Even for Asians born in the U.S. or adopted and raised here from an early age, steering clear of ethnic connections is often seen as the best way to blend in. It is easier to conform.
“My parents would never buy a Japanese car, because they knew they would be targeted. They always made sure we bought American cars,” says a Korean American woman who spoke on the condition of anonymity.
Halliday-Quan’s family also was assimilationist.
“The ‘how do I survive in a predominantly white context’ was very much the mentality for my dad and his siblings and for their parents,” she says.
Acknowledging racism and standing up for their civil rights has intensified among Asian Americans since the recent rise in racist attacks. The Black Lives Matter movement validated feelings among Asians and fostered solidarity. Many Asians—Kim is one of them— joined the BLM protests. BLM has issued an official statement condemning the attacks against Asian Americans.
“I’m so grateful for the Black Lives movement,” the Korean American who declined to be identified says. “They got tear gas in the face (and) they still never gave up. And it’s because of them that we can say, ‘Hey, there’s also anti-Asian (hate) going on.’”
Rallies, marches and talks in support of the Asian American and Pacific Islander communities continue to take place in Rochester and its suburbs. Acknowledging racism here is a first step toward healing, Cooney says.
“Discrimination does not discriminate,” he says. “Everyone, whether you’re Asian, or whether you’re Black, or whether you’re Brown in some other way, it’s going to feel like discrimination because hate and racism go along hand in hand.
“Because until we recognize that this exists in a community like Rochester, things will never change,” Cooney adds. “And so, we need to make sure that it’s part of our experience, whether you are an employer, whether you are an elected official, or whether you’re a neighbor to someone, you have to recognize that this, this level (of racism), exists.”
Being aware of stereotypes is necessary, Cooney says, pointing to the fact that Asians—Ph.D. or no Ph.D—are struggling equally with the pandemic.
Says Pham: “It is a hard time for everyone in the world. I pray for everyone’s health and a quick recovery for all. I also pray that people should treat people as individuals and not as a group. I am very proud of my heritage, but I have more in common with my neighbor next door, than my cousins in another country.”

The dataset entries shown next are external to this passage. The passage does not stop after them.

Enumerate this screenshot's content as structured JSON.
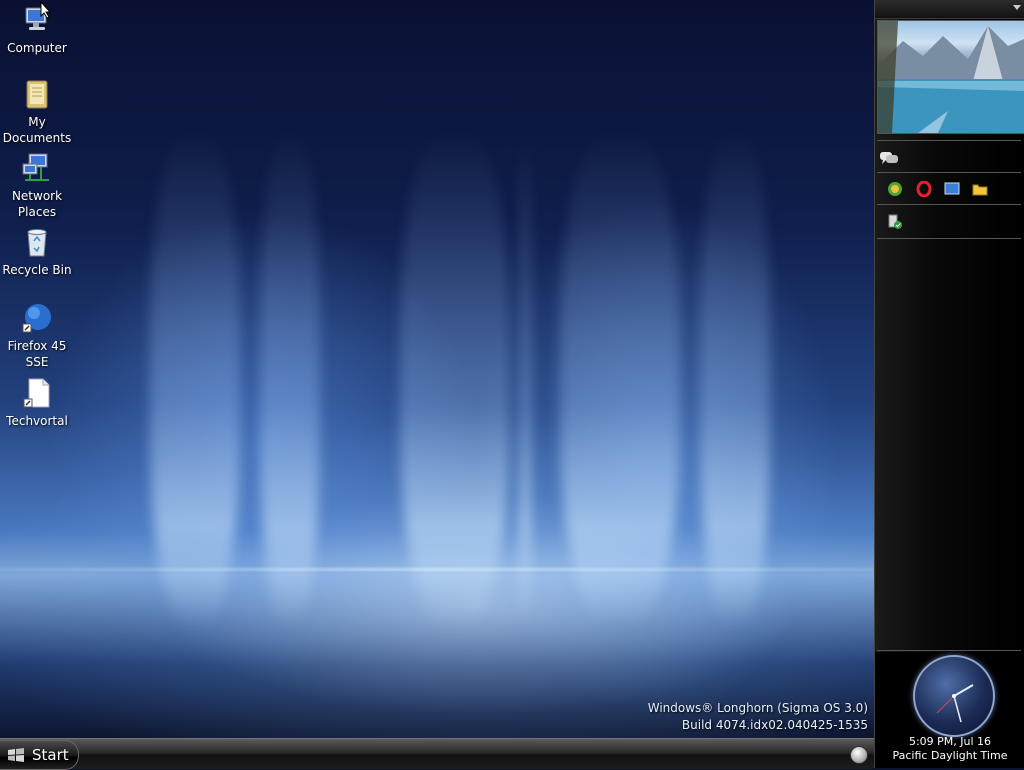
{
  "desktop": {
    "icons": [
      {
        "label": "Computer",
        "icon": "computer-icon"
      },
      {
        "label": "My Documents",
        "icon": "documents-folder-icon"
      },
      {
        "label": "Network Places",
        "icon": "network-icon"
      },
      {
        "label": "Recycle Bin",
        "icon": "recycle-bin-icon"
      },
      {
        "label": "Firefox 45 SSE",
        "icon": "firefox-icon"
      },
      {
        "label": "Techvortal",
        "icon": "file-shortcut-icon"
      }
    ],
    "watermark": {
      "line1": "Windows® Longhorn (Sigma OS 3.0)",
      "line2": "Build 4074.idx02.040425-1535"
    }
  },
  "taskbar": {
    "start_label": "Start"
  },
  "sidebar": {
    "tiles": [
      {
        "icon": "chat-bubbles-icon"
      },
      {
        "icons": [
          "green-orb-icon",
          "opera-icon",
          "monitor-icon",
          "folder-icon"
        ]
      },
      {
        "icon": "recycle-check-icon"
      }
    ],
    "clock": {
      "time_date": "5:09 PM, Jul 16",
      "timezone": "Pacific Daylight Time"
    }
  }
}
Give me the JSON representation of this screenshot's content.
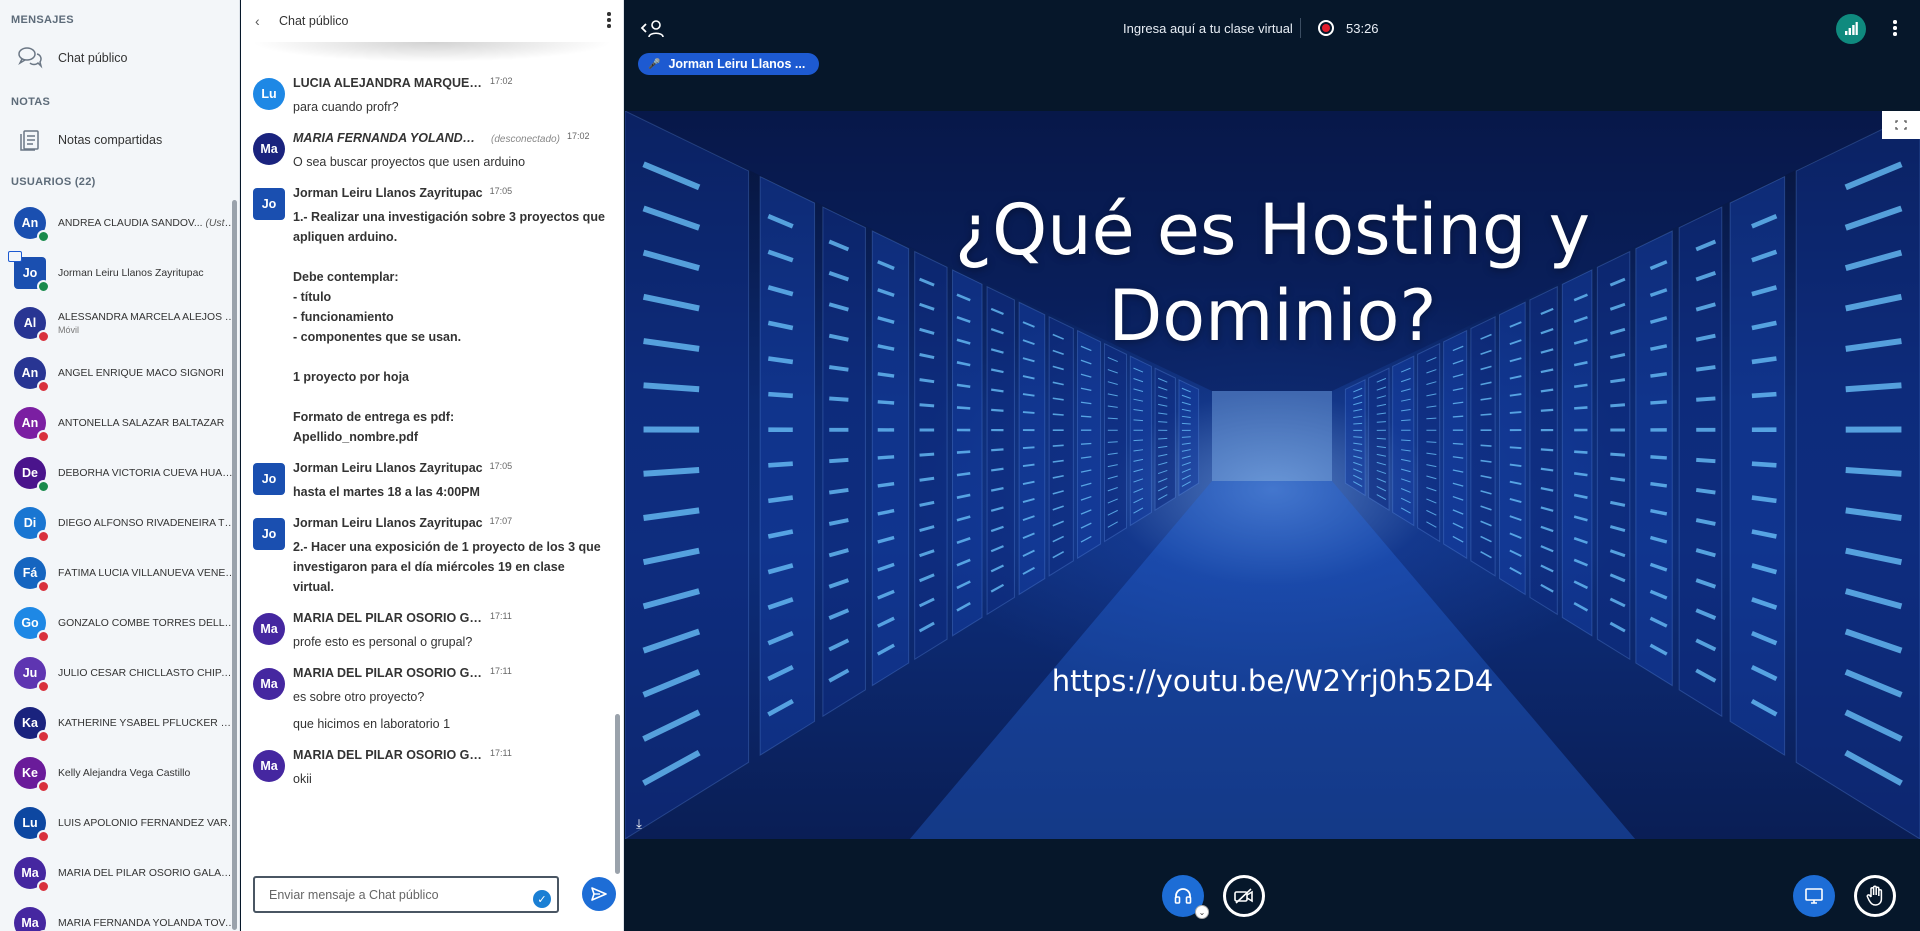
{
  "sidebar": {
    "messages_title": "MENSAJES",
    "public_chat": "Chat público",
    "notes_title": "NOTAS",
    "shared_notes": "Notas compartidas",
    "users_title": "USUARIOS (22)",
    "users": [
      {
        "initials": "An",
        "name": "ANDREA CLAUDIA SANDOV...",
        "you": "(Usted)",
        "color": "#1a4fb0",
        "status": "mic",
        "sub": ""
      },
      {
        "initials": "Jo",
        "name": "Jorman Leiru Llanos Zayritupac",
        "you": "",
        "color": "#1a4fb0",
        "status": "mic",
        "moderator": true,
        "presenter": true,
        "sub": ""
      },
      {
        "initials": "Al",
        "name": "ALESSANDRA MARCELA ALEJOS YA...",
        "you": "",
        "color": "#283593",
        "status": "mute",
        "sub": "Móvil"
      },
      {
        "initials": "An",
        "name": "ANGEL ENRIQUE MACO SIGNORI",
        "you": "",
        "color": "#283593",
        "status": "mute",
        "sub": ""
      },
      {
        "initials": "An",
        "name": "ANTONELLA SALAZAR BALTAZAR",
        "you": "",
        "color": "#7b1fa2",
        "status": "mute",
        "sub": ""
      },
      {
        "initials": "De",
        "name": "DEBORHA VICTORIA CUEVA HUAPA...",
        "you": "",
        "color": "#4a148c",
        "status": "mic",
        "sub": ""
      },
      {
        "initials": "Di",
        "name": "DIEGO ALFONSO RIVADENEIRA TU...",
        "you": "",
        "color": "#1976d2",
        "status": "mute",
        "sub": ""
      },
      {
        "initials": "Fá",
        "name": "FÁTIMA LUCIA VILLANUEVA VENEG...",
        "you": "",
        "color": "#1565c0",
        "status": "mute",
        "sub": ""
      },
      {
        "initials": "Go",
        "name": "GONZALO COMBE TORRES DELLA ...",
        "you": "",
        "color": "#1e88e5",
        "status": "mute",
        "sub": ""
      },
      {
        "initials": "Ju",
        "name": "JULIO CESAR CHICLLASTO CHIPANA",
        "you": "",
        "color": "#5e35b1",
        "status": "mute",
        "sub": ""
      },
      {
        "initials": "Ka",
        "name": "KATHERINE YSABEL PFLUCKER GU...",
        "you": "",
        "color": "#1a237e",
        "status": "mute",
        "sub": ""
      },
      {
        "initials": "Ke",
        "name": "Kelly Alejandra Vega Castillo",
        "you": "",
        "color": "#6a1b9a",
        "status": "mute",
        "sub": ""
      },
      {
        "initials": "Lu",
        "name": "LUIS APOLONIO FERNANDEZ VARG...",
        "you": "",
        "color": "#0d47a1",
        "status": "mute",
        "sub": ""
      },
      {
        "initials": "Ma",
        "name": "MARIA DEL PILAR OSORIO GALARZA",
        "you": "",
        "color": "#4527a0",
        "status": "mute",
        "sub": ""
      },
      {
        "initials": "Ma",
        "name": "MARIA FERNANDA YOLANDA TOVA...",
        "you": "",
        "color": "#4527a0",
        "status": "mute",
        "sub": ""
      }
    ]
  },
  "chat": {
    "title": "Chat público",
    "placeholder": "Enviar mensaje a Chat público",
    "messages": [
      {
        "initials": "Lu",
        "color": "#1e88e5",
        "name": "LUCIA ALEJANDRA MARQUEZADO MIRABAL",
        "time": "17:02",
        "disconnected": "",
        "lines": [
          "para cuando profr?"
        ],
        "bold": false
      },
      {
        "initials": "Ma",
        "color": "#1a237e",
        "name": "MARIA FERNANDA YOLANDA T...",
        "italic_name": true,
        "time": "17:02",
        "disconnected": "(desconectado)",
        "lines": [
          "O sea buscar proyectos que usen arduino"
        ],
        "bold": false
      },
      {
        "initials": "Jo",
        "color": "#1a4fb0",
        "moderator": true,
        "name": "Jorman Leiru Llanos Zayritupac",
        "time": "17:05",
        "disconnected": "",
        "lines": [
          "1.- Realizar una investigación sobre 3 proyectos que apliquen arduino.\n\nDebe contemplar:\n- título\n- funcionamiento\n- componentes que se usan.\n\n1 proyecto por hoja\n\nFormato de entrega es pdf:\nApellido_nombre.pdf"
        ],
        "bold": true
      },
      {
        "initials": "Jo",
        "color": "#1a4fb0",
        "moderator": true,
        "name": "Jorman Leiru Llanos Zayritupac",
        "time": "17:05",
        "disconnected": "",
        "lines": [
          "hasta el martes 18 a las 4:00PM"
        ],
        "bold": true
      },
      {
        "initials": "Jo",
        "color": "#1a4fb0",
        "moderator": true,
        "name": "Jorman Leiru Llanos Zayritupac",
        "time": "17:07",
        "disconnected": "",
        "lines": [
          "2.- Hacer una exposición de 1 proyecto de los 3 que investigaron para el día miércoles 19 en clase virtual."
        ],
        "bold": true
      },
      {
        "initials": "Ma",
        "color": "#4527a0",
        "name": "MARIA DEL PILAR OSORIO GALARZA",
        "time": "17:11",
        "disconnected": "",
        "lines": [
          "profe esto es personal o grupal?"
        ],
        "bold": false
      },
      {
        "initials": "Ma",
        "color": "#4527a0",
        "name": "MARIA DEL PILAR OSORIO GALARZA",
        "time": "17:11",
        "disconnected": "",
        "lines": [
          "es sobre otro proyecto?",
          "que hicimos en laboratorio 1"
        ],
        "bold": false
      },
      {
        "initials": "Ma",
        "color": "#4527a0",
        "name": "MARIA DEL PILAR OSORIO GALARZA",
        "time": "17:11",
        "disconnected": "",
        "lines": [
          "okii"
        ],
        "bold": false
      }
    ]
  },
  "topbar": {
    "meeting_title": "Ingresa aquí a tu clase virtual",
    "recording_time": "53:26",
    "talker": "Jorman Leiru Llanos ..."
  },
  "slide": {
    "title_line1": "¿Qué es Hosting y",
    "title_line2": "Dominio?",
    "link": "https://youtu.be/W2Yrj0h52D4"
  },
  "icons": {
    "chat": "chat-bubbles-icon",
    "notes": "notes-icon",
    "audio": "headphones-icon",
    "camera": "camera-off-icon",
    "present": "screen-share-icon",
    "hand": "raise-hand-icon",
    "connection": "signal-bars-icon"
  },
  "colors": {
    "accent": "#1d6dd6",
    "dark_bg": "#06172a",
    "mic_on": "#1a8b4c",
    "muted": "#d9313d",
    "connection": "#0f8a7e"
  }
}
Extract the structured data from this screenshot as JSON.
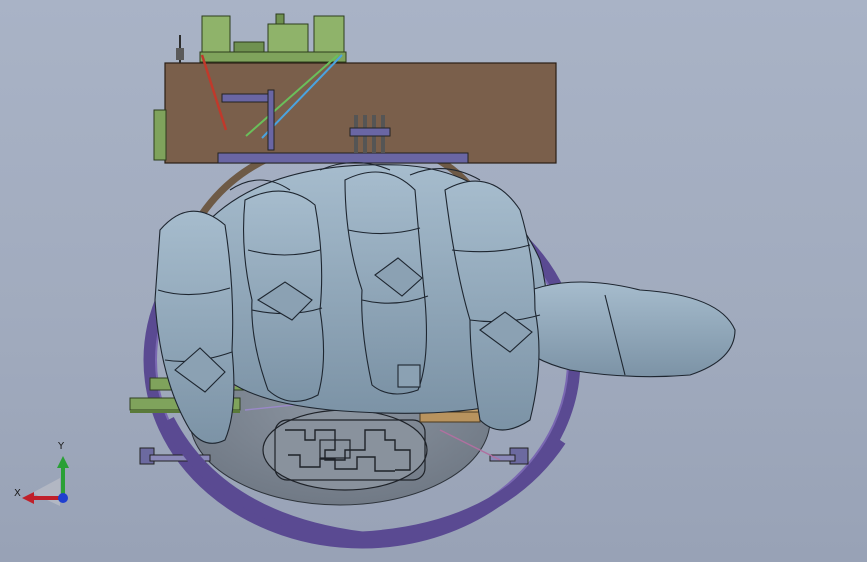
{
  "viewport": {
    "background_top": "#a9b3c6",
    "background_bottom": "#98a2b6"
  },
  "model": {
    "colors": {
      "hand_skin": "#93aabc",
      "hand_shadow": "#6f8597",
      "hand_edges": "#1e2630",
      "wood_block": "#7a5f4b",
      "pcb_green": "#7fa35c",
      "ring_purple": "#5a4a92",
      "base_dark": "#7d8692",
      "tendon_red": "#c0392b",
      "tendon_green": "#6abf5a",
      "tendon_blue": "#4aa3e0"
    }
  },
  "triad": {
    "x_label": "X",
    "y_label": "Y",
    "x_color": "#c0202a",
    "y_color": "#2aa036",
    "z_color": "#1f3fd0"
  }
}
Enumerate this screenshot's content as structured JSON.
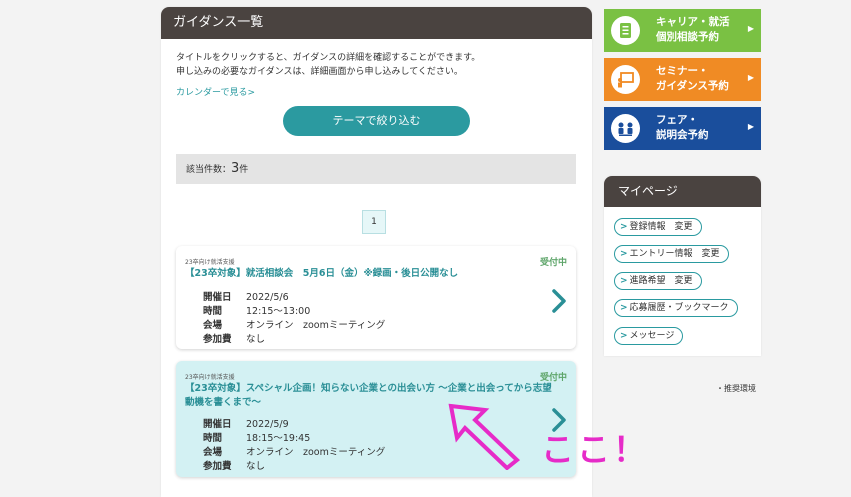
{
  "panel": {
    "title": "ガイダンス一覧"
  },
  "intro": {
    "line1": "タイトルをクリックすると、ガイダンスの詳細を確認することができます。",
    "line2": "申し込みの必要なガイダンスは、詳細画面から申し込みしてください。"
  },
  "calendar_link": "カレンダーで見る>",
  "theme_button": "テーマで絞り込む",
  "count": {
    "label": "該当件数：",
    "value": "3",
    "unit": "件"
  },
  "pagination": {
    "current": "1"
  },
  "cards": [
    {
      "category": "23卒向け就活支援",
      "status": "受付中",
      "title": "【23卒対象】就活相談会　5月6日（金）※録画・後日公開なし",
      "rows": [
        {
          "key": "開催日",
          "value": "2022/5/6"
        },
        {
          "key": "時間",
          "value": "12:15～13:00"
        },
        {
          "key": "会場",
          "value": "オンライン　zoomミーティング"
        },
        {
          "key": "参加費",
          "value": "なし"
        }
      ]
    },
    {
      "category": "23卒向け就活支援",
      "status": "受付中",
      "title": "【23卒対象】スペシャル企画！知らない企業との出会い方 ～企業と出会ってから志望動機を書くまで～",
      "rows": [
        {
          "key": "開催日",
          "value": "2022/5/9"
        },
        {
          "key": "時間",
          "value": "18:15～19:45"
        },
        {
          "key": "会場",
          "value": "オンライン　zoomミーティング"
        },
        {
          "key": "参加費",
          "value": "なし"
        }
      ]
    }
  ],
  "side_buttons": [
    {
      "line1": "キャリア・就活",
      "line2": "個別相談予約",
      "icon": "clipboard-icon",
      "color": "#7ac143"
    },
    {
      "line1": "セミナー・",
      "line2": "ガイダンス予約",
      "icon": "presentation-icon",
      "color": "#f08b24"
    },
    {
      "line1": "フェア・",
      "line2": "説明会予約",
      "icon": "people-meeting-icon",
      "color": "#1a4e9c"
    }
  ],
  "mypage": {
    "title": "マイページ",
    "items": [
      "登録情報　変更",
      "エントリー情報　変更",
      "進路希望　変更",
      "応募履歴・ブックマーク",
      "メッセージ"
    ]
  },
  "recommended_env": "・推奨環境",
  "annotation": {
    "text": "ここ！",
    "color": "#e62bc8"
  }
}
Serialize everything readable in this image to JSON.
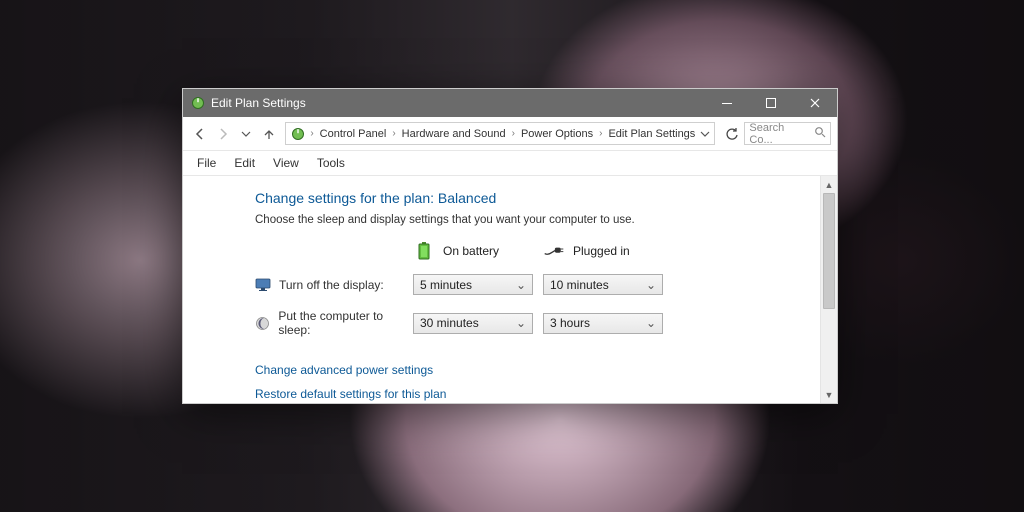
{
  "window": {
    "title": "Edit Plan Settings"
  },
  "breadcrumb": {
    "items": [
      "Control Panel",
      "Hardware and Sound",
      "Power Options",
      "Edit Plan Settings"
    ]
  },
  "search": {
    "placeholder": "Search Co..."
  },
  "menubar": {
    "items": [
      "File",
      "Edit",
      "View",
      "Tools"
    ]
  },
  "page": {
    "heading": "Change settings for the plan: Balanced",
    "sub": "Choose the sleep and display settings that you want your computer to use.",
    "columns": {
      "battery": "On battery",
      "plugged": "Plugged in"
    },
    "rows": {
      "display": {
        "label": "Turn off the display:",
        "battery": "5 minutes",
        "plugged": "10 minutes"
      },
      "sleep": {
        "label": "Put the computer to sleep:",
        "battery": "30 minutes",
        "plugged": "3 hours"
      }
    },
    "links": {
      "advanced": "Change advanced power settings",
      "restore": "Restore default settings for this plan"
    }
  }
}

Opportunities to connect with Asian Americans need to expand, however. Listening to people’s stories and understanding their heritage is an essential component of understanding and building bridges, those interviewed for this article say. Allies and support groups are a welcome relief in trying times.
“Let’s celebrate our stories. … We all have stories about growing up, even the things we grew in the garden,” Sattler-LeBlanc says. “And that’s what we have in common.”
Asians need space to share lived experiences—whether they migrated here in the last 20 years, were adopted like several people in this article, or have been Americans for generations.
Bringing Asian Americans into leadership roles and popular culture can go a long way toward changing the narrative and dismantling stereotypes of an Indian or Pakistani 7-Eleven owner, a Chinese cash register clerk or a Vietnamese manicurist.
“It’s mindboggling that it took until (2020) to have an Indian or an Asian elected to state office from Upstate New York,” says Cooney, referring to his win in November’s election. “We’ve got to change that.”
Cripps hopes people will engage in dialogue and resist discrimination, but he is not very optimistic that will eliminate racism.
“I doubt that will ever happen,” he says.
Cripps and other Rochester Asian Americans continue to fear public spaces and derogatory remarks.
“I’m hearing folks say they’re afraid to be in public because they’re not sure how people will receive them,” Halliday-Quan says. “To be really clear that that’s unacceptable in a place like Rochester would be really necessary moving forward.”
Smriti Jacob is Rochester Beacon managing editor. She is an Indian American.